Anyway, I started thinking about what could be done to entice the “lost sheep of the almost lost generation” back into the fold. One way might be to do what was done successfully in Kingston, Ontario and that is to simply advertise in the English language media.
The problem is what do we say? Come rediscover your Estonian roots and have fun? Many of us have heard people complain that it should be fun to be Estonian and this has all too often been missing. Well, I don’t recall any of my childhood Aktused in southern Ontario being fun — most were downright boring and we took every opportunity to go somewhere and hide when we weren’t otherwise occupied holding (guarding) the flag or selling “lucky dollars” as Scouts and Guides. I suspect it was much the same everywhere else. With the years has come the understanding that the organizers meant well and donated a lot of their time.

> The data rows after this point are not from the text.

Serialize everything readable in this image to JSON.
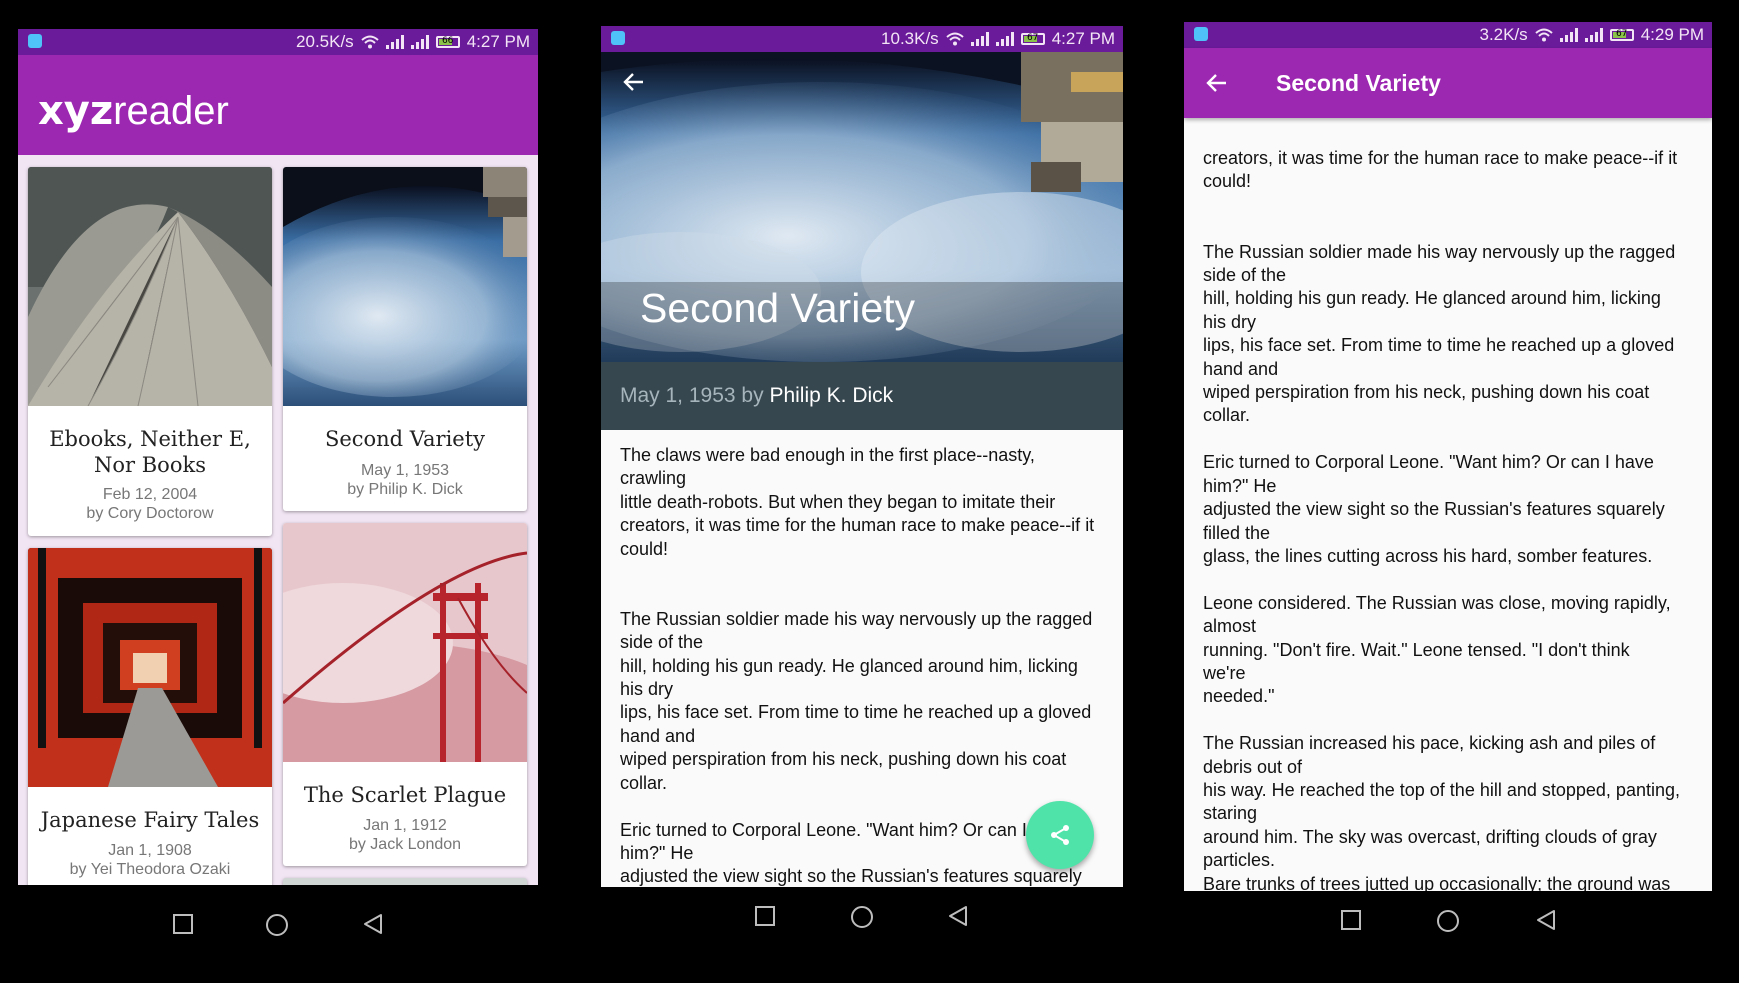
{
  "status_bars": [
    {
      "speed": "20.5K/s",
      "battery": "66",
      "time": "4:27 PM"
    },
    {
      "speed": "10.3K/s",
      "battery": "67",
      "time": "4:27 PM"
    },
    {
      "speed": "3.2K/s",
      "battery": "67",
      "time": "4:29 PM"
    }
  ],
  "list_screen": {
    "logo_bold": "xyz",
    "logo_light": "reader",
    "toolbar_color": "#9c27b0",
    "articles": [
      {
        "title": "Ebooks, Neither E, Nor Books",
        "date": "Feb 12, 2004",
        "author": "by Cory Doctorow",
        "image": "sydney-opera-house-roof"
      },
      {
        "title": "Second Variety",
        "date": "May 1, 1953",
        "author": "by Philip K. Dick",
        "image": "earth-from-space-station"
      },
      {
        "title": "Japanese Fairy Tales",
        "date": "Jan 1, 1908",
        "author": "by Yei Theodora Ozaki",
        "image": "torii-gate-tunnel"
      },
      {
        "title": "The Scarlet Plague",
        "date": "Jan 1, 1912",
        "author": "by Jack London",
        "image": "golden-gate-bridge-in-fog"
      }
    ]
  },
  "detail_screen": {
    "title": "Second Variety",
    "date": "May 1, 1953",
    "by": "by",
    "author": "Philip K. Dick",
    "meta_bar_color": "#37474f",
    "fab_color": "#4fe3a9",
    "fab_icon": "share-icon",
    "body": "The claws were bad enough in the first place--nasty,\ncrawling\nlittle death-robots. But when they began to imitate their\ncreators, it was time for the human race to make peace--if it\ncould!\n\n\nThe Russian soldier made his way nervously up the ragged\nside of the\nhill, holding his gun ready. He glanced around him, licking\nhis dry\nlips, his face set. From time to time he reached up a gloved\nhand and\nwiped perspiration from his neck, pushing down his coat\ncollar.\n\nEric turned to Corporal Leone. \"Want him? Or can I have\nhim?\" He\nadjusted the view sight so the Russian's features squarely"
  },
  "scrolled_screen": {
    "toolbar_title": "Second Variety",
    "body": "creators, it was time for the human race to make peace--if it\ncould!\n\n\nThe Russian soldier made his way nervously up the ragged\nside of the\nhill, holding his gun ready. He glanced around him, licking\nhis dry\nlips, his face set. From time to time he reached up a gloved\nhand and\nwiped perspiration from his neck, pushing down his coat\ncollar.\n\nEric turned to Corporal Leone. \"Want him? Or can I have\nhim?\" He\nadjusted the view sight so the Russian's features squarely\nfilled the\nglass, the lines cutting across his hard, somber features.\n\nLeone considered. The Russian was close, moving rapidly,\nalmost\nrunning. \"Don't fire. Wait.\" Leone tensed. \"I don't think\nwe're\nneeded.\"\n\nThe Russian increased his pace, kicking ash and piles of\ndebris out of\nhis way. He reached the top of the hill and stopped, panting,\nstaring\naround him. The sky was overcast, drifting clouds of gray\nparticles.\nBare trunks of trees jutted up occasionally; the ground was\nlevel and"
  }
}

I must admit that while the Ottawa Aktused have not necessarily been fun as such, they have been interesting. The speeches have been well balanced between Estonian and English so that spouses and children lacking Esto language skill have not felt left out. Strong political statements and unrealistic exhortations in the speeches have disappeared. Most speeches have dealt with Estonia’s emergence and re-emergence as a sovereign nation and the remarkable positive strides that have been made in the fatherland outside of the half century of foreign occupations. The tone has been upbeat and not as dark as I remember from my childhood.
We seem to have almost no intergenerational conflict and relations are generally excellent between those recently (within the last couple of decades) arrived from the fatherland and people of the “refugee” generation and their offspring. Lately I have found it somewhat strange that people younger than me speak better Estonian and it seems that I hear more spoken Estonian here than at Seedrioru.
So, I suppose the “come have fun enticement” is better left for an informal announcement of a summer picnic at Seedrioru and we could say something to the effect that “come and rediscover your roots, meet some nice people with similar backgrounds and don’t worry if your language skills are rusty or non existent”.
I think it is good to have an Estonian background and quite often it is fun.
Wish you all a good Vabariigi Aastapäev.
Aktus time is almost here (3)